• _Task description_: Produce the same data once more, line for line.
:: Provided material ::
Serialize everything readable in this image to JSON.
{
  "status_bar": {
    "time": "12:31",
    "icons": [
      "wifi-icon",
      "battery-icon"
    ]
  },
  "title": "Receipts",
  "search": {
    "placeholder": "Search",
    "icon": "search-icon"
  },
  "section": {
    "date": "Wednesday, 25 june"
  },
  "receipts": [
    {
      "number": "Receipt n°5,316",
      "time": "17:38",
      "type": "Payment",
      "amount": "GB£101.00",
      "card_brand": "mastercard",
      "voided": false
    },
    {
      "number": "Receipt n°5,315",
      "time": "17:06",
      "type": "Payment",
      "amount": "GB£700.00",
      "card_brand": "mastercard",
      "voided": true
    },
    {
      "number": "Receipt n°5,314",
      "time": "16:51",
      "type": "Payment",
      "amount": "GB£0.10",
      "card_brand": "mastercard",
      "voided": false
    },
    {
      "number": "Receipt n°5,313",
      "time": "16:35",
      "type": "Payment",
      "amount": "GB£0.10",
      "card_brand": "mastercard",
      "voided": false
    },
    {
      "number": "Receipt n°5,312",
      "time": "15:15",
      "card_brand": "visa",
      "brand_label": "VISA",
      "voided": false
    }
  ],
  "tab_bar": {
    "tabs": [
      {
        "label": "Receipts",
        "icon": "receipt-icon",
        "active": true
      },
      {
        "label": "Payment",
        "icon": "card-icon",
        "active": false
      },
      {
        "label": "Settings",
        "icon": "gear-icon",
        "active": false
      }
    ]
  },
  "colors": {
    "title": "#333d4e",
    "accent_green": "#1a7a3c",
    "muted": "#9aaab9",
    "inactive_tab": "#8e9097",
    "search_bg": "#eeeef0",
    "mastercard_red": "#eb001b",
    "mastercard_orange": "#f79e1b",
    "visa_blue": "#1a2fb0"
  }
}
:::
• _Task response_:
Serialize everything readable in this image to JSON.
{
  "status_bar": {
    "time": "12:31",
    "icons": [
      "wifi-icon",
      "battery-icon"
    ]
  },
  "title": "Receipts",
  "search": {
    "placeholder": "Search",
    "icon": "search-icon"
  },
  "section": {
    "date": "Wednesday, 25 june"
  },
  "receipts": [
    {
      "number": "Receipt n°5,316",
      "time": "17:38",
      "type": "Payment",
      "amount": "GB£101.00",
      "card_brand": "mastercard",
      "voided": false
    },
    {
      "number": "Receipt n°5,315",
      "time": "17:06",
      "type": "Payment",
      "amount": "GB£700.00",
      "card_brand": "mastercard",
      "voided": true
    },
    {
      "number": "Receipt n°5,314",
      "time": "16:51",
      "type": "Payment",
      "amount": "GB£0.10",
      "card_brand": "mastercard",
      "voided": false
    },
    {
      "number": "Receipt n°5,313",
      "time": "16:35",
      "type": "Payment",
      "amount": "GB£0.10",
      "card_brand": "mastercard",
      "voided": false
    },
    {
      "number": "Receipt n°5,312",
      "time": "15:15",
      "card_brand": "visa",
      "brand_label": "VISA",
      "voided": false
    }
  ],
  "tab_bar": {
    "tabs": [
      {
        "label": "Receipts",
        "icon": "receipt-icon",
        "active": true
      },
      {
        "label": "Payment",
        "icon": "card-icon",
        "active": false
      },
      {
        "label": "Settings",
        "icon": "gear-icon",
        "active": false
      }
    ]
  },
  "colors": {
    "title": "#333d4e",
    "accent_green": "#1a7a3c",
    "muted": "#9aaab9",
    "inactive_tab": "#8e9097",
    "search_bg": "#eeeef0",
    "mastercard_red": "#eb001b",
    "mastercard_orange": "#f79e1b",
    "visa_blue": "#1a2fb0"
  }
}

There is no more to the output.